▶ **EXERCISE AIM**:
Please retype every entry below, keeping it exactly the same.

Website and app data records:
____

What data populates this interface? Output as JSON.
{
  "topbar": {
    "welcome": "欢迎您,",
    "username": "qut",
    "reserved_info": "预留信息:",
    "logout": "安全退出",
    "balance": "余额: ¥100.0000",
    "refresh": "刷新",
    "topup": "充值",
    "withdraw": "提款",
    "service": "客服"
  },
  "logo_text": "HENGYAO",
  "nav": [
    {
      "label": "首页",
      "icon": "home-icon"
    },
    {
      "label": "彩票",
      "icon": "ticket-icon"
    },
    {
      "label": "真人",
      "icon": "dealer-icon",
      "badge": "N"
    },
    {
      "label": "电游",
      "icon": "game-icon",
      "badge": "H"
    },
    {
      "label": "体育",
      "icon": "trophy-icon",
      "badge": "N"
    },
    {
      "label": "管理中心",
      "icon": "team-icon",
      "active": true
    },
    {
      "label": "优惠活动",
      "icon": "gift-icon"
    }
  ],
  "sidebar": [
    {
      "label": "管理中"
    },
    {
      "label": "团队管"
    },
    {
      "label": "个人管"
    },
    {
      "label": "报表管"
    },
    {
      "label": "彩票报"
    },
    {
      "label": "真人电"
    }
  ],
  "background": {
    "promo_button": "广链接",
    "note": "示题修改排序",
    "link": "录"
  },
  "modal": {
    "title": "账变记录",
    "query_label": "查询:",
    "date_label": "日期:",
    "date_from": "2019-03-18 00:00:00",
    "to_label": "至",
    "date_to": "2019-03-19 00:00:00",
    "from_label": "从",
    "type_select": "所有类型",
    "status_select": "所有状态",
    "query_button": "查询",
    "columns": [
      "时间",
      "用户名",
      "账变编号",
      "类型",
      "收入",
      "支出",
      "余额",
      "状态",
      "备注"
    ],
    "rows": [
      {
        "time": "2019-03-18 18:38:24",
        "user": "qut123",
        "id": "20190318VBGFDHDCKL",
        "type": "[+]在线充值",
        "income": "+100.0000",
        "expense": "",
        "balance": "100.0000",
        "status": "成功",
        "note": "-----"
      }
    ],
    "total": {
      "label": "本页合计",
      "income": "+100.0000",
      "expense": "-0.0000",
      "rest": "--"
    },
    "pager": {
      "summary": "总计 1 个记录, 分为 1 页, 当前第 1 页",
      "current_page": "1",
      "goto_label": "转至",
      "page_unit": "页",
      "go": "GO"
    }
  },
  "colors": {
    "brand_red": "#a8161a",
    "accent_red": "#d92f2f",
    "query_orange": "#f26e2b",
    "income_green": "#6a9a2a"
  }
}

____

▶ **PROBLEM SOLUTION**:
What data populates this interface? Output as JSON.
{
  "topbar": {
    "welcome": "欢迎您,",
    "username": "qut",
    "reserved_info": "预留信息:",
    "logout": "安全退出",
    "balance": "余额: ¥100.0000",
    "refresh": "刷新",
    "topup": "充值",
    "withdraw": "提款",
    "service": "客服"
  },
  "logo_text": "HENGYAO",
  "nav": [
    {
      "label": "首页",
      "icon": "home-icon"
    },
    {
      "label": "彩票",
      "icon": "ticket-icon"
    },
    {
      "label": "真人",
      "icon": "dealer-icon",
      "badge": "N"
    },
    {
      "label": "电游",
      "icon": "game-icon",
      "badge": "H"
    },
    {
      "label": "体育",
      "icon": "trophy-icon",
      "badge": "N"
    },
    {
      "label": "管理中心",
      "icon": "team-icon",
      "active": true
    },
    {
      "label": "优惠活动",
      "icon": "gift-icon"
    }
  ],
  "sidebar": [
    {
      "label": "管理中"
    },
    {
      "label": "团队管"
    },
    {
      "label": "个人管"
    },
    {
      "label": "报表管"
    },
    {
      "label": "彩票报"
    },
    {
      "label": "真人电"
    }
  ],
  "background": {
    "promo_button": "广链接",
    "note": "示题修改排序",
    "link": "录"
  },
  "modal": {
    "title": "账变记录",
    "query_label": "查询:",
    "date_label": "日期:",
    "date_from": "2019-03-18 00:00:00",
    "to_label": "至",
    "date_to": "2019-03-19 00:00:00",
    "from_label": "从",
    "type_select": "所有类型",
    "status_select": "所有状态",
    "query_button": "查询",
    "columns": [
      "时间",
      "用户名",
      "账变编号",
      "类型",
      "收入",
      "支出",
      "余额",
      "状态",
      "备注"
    ],
    "rows": [
      {
        "time": "2019-03-18 18:38:24",
        "user": "qut123",
        "id": "20190318VBGFDHDCKL",
        "type": "[+]在线充值",
        "income": "+100.0000",
        "expense": "",
        "balance": "100.0000",
        "status": "成功",
        "note": "-----"
      }
    ],
    "total": {
      "label": "本页合计",
      "income": "+100.0000",
      "expense": "-0.0000",
      "rest": "--"
    },
    "pager": {
      "summary": "总计 1 个记录, 分为 1 页, 当前第 1 页",
      "current_page": "1",
      "goto_label": "转至",
      "page_unit": "页",
      "go": "GO"
    }
  },
  "colors": {
    "brand_red": "#a8161a",
    "accent_red": "#d92f2f",
    "query_orange": "#f26e2b",
    "income_green": "#6a9a2a"
  }
}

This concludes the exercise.